▶ [Work required]:
Among the entries below, count the lines where the string "Compass" occurs, and give only the number.

** Working data follows **

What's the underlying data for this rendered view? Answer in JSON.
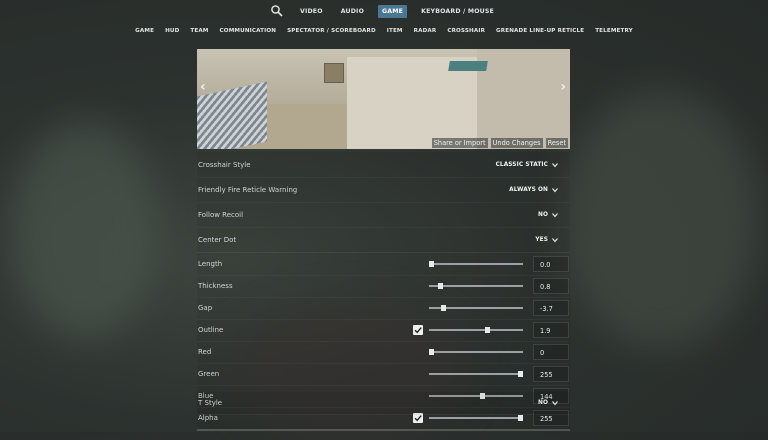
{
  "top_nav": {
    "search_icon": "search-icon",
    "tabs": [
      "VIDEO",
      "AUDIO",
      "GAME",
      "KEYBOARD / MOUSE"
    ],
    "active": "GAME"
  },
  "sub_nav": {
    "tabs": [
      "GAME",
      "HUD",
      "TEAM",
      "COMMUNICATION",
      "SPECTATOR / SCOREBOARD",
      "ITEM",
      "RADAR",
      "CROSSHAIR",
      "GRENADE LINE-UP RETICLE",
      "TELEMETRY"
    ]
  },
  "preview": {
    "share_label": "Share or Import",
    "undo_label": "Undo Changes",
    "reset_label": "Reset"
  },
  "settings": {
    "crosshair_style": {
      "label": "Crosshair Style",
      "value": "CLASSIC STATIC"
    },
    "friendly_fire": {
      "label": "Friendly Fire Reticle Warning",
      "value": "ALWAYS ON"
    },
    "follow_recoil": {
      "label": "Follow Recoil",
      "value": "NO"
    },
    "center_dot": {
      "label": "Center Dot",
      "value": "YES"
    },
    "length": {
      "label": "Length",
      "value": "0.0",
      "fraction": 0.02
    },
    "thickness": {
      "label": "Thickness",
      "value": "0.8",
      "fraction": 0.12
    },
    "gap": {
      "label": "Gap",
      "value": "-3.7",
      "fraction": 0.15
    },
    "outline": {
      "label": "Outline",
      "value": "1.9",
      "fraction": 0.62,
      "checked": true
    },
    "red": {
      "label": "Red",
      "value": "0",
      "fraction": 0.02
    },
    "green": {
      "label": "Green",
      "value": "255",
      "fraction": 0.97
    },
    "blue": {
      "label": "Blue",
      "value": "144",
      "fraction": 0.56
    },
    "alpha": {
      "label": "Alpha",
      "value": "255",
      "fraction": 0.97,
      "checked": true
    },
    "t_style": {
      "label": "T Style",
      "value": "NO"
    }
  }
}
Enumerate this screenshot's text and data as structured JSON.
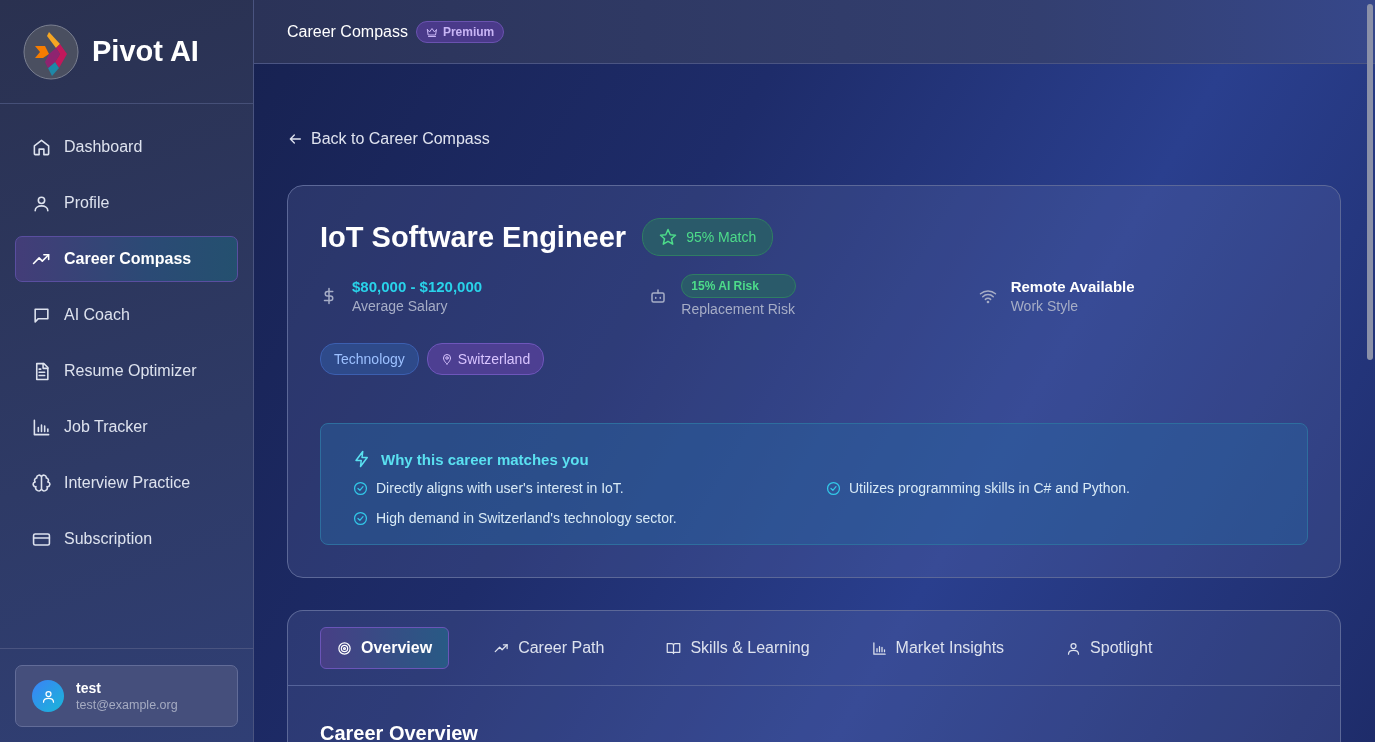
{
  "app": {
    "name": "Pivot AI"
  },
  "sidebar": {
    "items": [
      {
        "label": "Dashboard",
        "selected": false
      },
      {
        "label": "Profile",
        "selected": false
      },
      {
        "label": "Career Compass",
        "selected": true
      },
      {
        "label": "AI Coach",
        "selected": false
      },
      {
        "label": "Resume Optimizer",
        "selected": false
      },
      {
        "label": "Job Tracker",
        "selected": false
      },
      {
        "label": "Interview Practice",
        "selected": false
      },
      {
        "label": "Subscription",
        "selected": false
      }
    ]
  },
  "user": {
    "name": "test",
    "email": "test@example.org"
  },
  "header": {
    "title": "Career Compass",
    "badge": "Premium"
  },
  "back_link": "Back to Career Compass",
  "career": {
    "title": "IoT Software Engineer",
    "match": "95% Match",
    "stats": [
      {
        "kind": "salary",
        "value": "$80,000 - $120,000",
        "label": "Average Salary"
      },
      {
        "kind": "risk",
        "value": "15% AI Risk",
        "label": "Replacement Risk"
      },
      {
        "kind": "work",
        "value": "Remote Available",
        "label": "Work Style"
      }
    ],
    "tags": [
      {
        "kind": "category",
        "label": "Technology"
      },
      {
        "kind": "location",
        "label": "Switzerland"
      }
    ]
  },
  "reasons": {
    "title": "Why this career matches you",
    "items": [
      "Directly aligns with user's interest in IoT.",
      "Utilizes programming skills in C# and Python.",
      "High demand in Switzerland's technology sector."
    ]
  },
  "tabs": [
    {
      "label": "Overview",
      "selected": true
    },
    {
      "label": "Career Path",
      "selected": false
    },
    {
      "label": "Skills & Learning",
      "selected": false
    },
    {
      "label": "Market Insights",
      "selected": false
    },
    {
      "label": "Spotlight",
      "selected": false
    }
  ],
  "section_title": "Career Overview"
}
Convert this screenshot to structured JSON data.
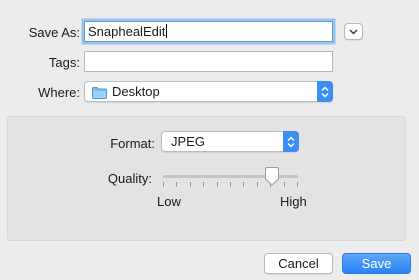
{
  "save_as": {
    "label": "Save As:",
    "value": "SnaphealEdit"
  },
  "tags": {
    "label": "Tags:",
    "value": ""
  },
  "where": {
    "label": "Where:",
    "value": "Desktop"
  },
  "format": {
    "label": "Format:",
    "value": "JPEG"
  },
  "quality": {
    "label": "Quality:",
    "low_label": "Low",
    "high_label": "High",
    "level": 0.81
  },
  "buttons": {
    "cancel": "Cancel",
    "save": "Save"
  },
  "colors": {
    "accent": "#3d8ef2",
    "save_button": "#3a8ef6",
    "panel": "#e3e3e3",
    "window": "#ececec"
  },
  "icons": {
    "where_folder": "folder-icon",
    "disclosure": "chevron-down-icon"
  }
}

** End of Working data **
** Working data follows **

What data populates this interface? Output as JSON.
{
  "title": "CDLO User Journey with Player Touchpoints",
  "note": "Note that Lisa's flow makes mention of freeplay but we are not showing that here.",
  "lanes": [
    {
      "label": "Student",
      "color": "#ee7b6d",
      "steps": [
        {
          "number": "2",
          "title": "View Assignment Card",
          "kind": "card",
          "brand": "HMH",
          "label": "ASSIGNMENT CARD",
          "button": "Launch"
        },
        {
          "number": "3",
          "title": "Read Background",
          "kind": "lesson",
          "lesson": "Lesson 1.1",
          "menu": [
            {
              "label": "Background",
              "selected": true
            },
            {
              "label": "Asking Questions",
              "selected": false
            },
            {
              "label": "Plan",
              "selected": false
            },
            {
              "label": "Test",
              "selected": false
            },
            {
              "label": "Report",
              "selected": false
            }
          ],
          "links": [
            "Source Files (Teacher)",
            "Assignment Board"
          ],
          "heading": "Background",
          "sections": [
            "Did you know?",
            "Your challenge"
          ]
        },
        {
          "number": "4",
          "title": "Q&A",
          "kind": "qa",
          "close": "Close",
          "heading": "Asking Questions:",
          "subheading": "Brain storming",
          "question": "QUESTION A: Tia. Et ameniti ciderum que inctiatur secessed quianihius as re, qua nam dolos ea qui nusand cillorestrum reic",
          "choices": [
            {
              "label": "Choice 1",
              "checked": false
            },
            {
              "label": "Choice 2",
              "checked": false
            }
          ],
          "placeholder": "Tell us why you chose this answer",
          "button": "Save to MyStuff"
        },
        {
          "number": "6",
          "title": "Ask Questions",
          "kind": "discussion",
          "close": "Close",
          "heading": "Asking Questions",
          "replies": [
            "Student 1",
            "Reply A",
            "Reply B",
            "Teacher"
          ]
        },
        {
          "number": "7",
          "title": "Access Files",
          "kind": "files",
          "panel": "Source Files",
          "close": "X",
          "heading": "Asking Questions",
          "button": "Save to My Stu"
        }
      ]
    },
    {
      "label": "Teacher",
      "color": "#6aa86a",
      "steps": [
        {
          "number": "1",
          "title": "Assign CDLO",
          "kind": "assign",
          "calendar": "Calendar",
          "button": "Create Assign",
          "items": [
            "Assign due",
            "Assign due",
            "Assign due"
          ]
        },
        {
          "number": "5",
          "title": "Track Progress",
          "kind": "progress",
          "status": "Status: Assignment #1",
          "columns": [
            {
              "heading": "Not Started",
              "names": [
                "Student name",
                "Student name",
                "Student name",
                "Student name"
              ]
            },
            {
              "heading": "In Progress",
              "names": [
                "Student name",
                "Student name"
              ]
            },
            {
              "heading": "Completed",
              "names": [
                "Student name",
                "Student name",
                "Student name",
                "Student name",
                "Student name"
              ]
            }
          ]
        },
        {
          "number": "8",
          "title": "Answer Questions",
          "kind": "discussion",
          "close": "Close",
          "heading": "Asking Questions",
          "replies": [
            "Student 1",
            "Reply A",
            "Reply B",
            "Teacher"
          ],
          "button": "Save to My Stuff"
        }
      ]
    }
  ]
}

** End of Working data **

▶ [The completed task]:
3